Whilst I really love doing these craft fairs and being in the studio, it is nice to have a day to relax at home, putting the needle and thread down for a few hours so that my poor blistered thumb can recover a bit. Today is a breathing day and we have all the doors and windows open at home to allow the gentle breeze to blow through the house, bringing with it the scent of the flowers in the garden. Our garden is looking pretty spectacular at the moment, with an absolute riot of colours and shapes in the pots and flowerbeds. Even the plants that have gone over are looking good- like the spiky Allium skeletons, and the dusty green/grey poppy pods.

This month it is the turn of the Agapanthus to put on a show, and any minute now they are all going to pop open!

The cat is totally blissed out and is just flopping from one melting point to another. In shade, in sun, in shade, in sun- the routine of a very happy sun-loving puss cat.
I have some new ideas cooking up in my head for new stitchscapes.

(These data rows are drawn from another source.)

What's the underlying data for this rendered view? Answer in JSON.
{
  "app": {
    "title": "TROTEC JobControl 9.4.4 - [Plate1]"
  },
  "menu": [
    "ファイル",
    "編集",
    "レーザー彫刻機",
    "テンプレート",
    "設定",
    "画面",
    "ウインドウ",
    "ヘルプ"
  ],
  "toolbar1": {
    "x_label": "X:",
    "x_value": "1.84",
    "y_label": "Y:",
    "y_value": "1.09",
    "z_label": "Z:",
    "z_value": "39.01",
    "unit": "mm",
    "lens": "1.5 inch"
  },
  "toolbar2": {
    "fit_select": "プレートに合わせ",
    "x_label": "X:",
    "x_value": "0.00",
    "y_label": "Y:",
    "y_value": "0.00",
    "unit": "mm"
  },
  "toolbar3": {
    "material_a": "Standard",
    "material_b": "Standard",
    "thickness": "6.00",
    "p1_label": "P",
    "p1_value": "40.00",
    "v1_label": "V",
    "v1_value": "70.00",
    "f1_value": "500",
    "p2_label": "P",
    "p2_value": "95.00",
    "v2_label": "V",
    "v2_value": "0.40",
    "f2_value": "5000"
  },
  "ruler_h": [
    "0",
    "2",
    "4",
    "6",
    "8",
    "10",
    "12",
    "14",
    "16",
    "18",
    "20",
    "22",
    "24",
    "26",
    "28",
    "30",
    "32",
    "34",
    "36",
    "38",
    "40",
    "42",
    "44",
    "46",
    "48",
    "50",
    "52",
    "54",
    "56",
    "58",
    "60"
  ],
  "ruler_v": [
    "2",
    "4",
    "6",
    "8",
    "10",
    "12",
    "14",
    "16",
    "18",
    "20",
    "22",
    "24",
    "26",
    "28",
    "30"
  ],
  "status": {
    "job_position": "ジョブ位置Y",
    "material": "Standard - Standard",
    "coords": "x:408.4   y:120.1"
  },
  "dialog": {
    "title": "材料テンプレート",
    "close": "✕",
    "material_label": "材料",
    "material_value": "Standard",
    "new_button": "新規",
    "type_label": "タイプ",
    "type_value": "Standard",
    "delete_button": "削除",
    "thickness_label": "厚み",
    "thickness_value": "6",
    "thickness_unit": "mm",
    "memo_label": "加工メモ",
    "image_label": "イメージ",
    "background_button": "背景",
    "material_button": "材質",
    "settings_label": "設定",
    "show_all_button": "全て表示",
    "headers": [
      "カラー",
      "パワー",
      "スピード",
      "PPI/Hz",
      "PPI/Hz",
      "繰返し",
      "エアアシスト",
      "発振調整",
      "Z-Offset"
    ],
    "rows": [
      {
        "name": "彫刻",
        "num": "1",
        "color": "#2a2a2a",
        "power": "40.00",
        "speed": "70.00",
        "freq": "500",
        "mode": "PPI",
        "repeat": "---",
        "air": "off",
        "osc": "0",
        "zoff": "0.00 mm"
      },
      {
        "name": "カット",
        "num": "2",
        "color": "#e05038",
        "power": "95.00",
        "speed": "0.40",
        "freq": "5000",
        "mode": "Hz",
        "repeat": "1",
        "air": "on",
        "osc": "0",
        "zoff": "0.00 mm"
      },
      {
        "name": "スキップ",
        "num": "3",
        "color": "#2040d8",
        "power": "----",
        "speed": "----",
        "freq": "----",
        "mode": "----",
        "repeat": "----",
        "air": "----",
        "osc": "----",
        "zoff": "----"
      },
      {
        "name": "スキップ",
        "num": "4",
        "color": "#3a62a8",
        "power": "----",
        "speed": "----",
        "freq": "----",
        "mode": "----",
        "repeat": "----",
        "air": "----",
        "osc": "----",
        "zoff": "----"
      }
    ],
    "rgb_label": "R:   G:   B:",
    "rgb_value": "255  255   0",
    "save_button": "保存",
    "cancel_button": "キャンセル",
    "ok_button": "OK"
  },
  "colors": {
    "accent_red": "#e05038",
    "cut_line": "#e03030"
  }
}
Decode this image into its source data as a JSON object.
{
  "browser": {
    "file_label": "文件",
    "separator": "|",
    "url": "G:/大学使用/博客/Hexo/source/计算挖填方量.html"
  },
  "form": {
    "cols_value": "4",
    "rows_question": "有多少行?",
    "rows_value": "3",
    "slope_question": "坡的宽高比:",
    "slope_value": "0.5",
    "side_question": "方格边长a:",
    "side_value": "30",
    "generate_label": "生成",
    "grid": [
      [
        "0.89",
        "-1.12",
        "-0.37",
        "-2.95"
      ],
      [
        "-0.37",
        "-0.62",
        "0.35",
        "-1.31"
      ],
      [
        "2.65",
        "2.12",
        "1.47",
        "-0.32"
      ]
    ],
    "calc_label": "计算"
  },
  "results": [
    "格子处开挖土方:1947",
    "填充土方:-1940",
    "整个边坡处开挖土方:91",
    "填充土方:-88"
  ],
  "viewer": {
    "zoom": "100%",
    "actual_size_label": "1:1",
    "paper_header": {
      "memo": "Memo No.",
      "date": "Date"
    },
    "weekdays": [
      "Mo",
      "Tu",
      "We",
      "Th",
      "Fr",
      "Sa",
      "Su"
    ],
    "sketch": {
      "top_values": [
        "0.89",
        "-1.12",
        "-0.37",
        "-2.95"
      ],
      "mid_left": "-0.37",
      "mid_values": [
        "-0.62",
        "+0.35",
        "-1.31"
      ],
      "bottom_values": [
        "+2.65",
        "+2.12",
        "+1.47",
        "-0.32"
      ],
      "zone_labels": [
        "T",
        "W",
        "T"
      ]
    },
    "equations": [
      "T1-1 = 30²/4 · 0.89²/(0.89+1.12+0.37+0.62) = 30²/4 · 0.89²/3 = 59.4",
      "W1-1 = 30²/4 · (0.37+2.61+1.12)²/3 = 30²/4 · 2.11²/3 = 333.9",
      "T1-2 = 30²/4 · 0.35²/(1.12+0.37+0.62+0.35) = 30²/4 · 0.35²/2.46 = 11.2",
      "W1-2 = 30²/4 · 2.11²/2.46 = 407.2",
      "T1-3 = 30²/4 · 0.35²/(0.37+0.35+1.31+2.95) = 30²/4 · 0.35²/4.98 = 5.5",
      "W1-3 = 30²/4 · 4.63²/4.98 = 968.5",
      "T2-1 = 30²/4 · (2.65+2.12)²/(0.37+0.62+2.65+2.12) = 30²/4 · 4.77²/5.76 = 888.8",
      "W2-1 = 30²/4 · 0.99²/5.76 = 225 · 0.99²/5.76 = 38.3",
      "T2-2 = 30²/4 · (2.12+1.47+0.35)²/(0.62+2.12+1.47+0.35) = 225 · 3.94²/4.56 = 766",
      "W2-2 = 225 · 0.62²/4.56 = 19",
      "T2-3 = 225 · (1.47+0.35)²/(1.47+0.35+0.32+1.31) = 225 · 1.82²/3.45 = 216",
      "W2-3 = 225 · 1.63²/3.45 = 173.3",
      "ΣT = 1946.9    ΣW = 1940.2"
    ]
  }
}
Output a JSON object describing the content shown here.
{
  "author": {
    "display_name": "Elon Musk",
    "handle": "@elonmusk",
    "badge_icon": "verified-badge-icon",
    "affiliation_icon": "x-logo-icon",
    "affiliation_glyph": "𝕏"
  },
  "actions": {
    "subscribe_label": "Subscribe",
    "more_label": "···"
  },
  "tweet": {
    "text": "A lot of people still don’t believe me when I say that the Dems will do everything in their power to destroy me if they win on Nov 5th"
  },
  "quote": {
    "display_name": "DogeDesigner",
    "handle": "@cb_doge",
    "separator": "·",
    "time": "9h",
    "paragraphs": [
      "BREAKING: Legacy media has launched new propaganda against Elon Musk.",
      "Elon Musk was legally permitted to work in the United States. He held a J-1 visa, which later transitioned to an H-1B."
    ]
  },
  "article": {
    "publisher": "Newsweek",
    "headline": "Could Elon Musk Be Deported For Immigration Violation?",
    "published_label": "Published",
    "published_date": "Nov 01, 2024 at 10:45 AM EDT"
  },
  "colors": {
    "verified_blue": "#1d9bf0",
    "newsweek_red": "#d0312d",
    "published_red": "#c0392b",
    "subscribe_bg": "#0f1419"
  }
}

I think it's time to sew up another batch of stitchscape minis which are proving very popular at the moment, and I would also like to throw down some different backgrounds so that I could potentially work on different 'scapes at a time. Lots to be thinking about....but maybe not to action yet, I have some more breathing and relaxing to do first....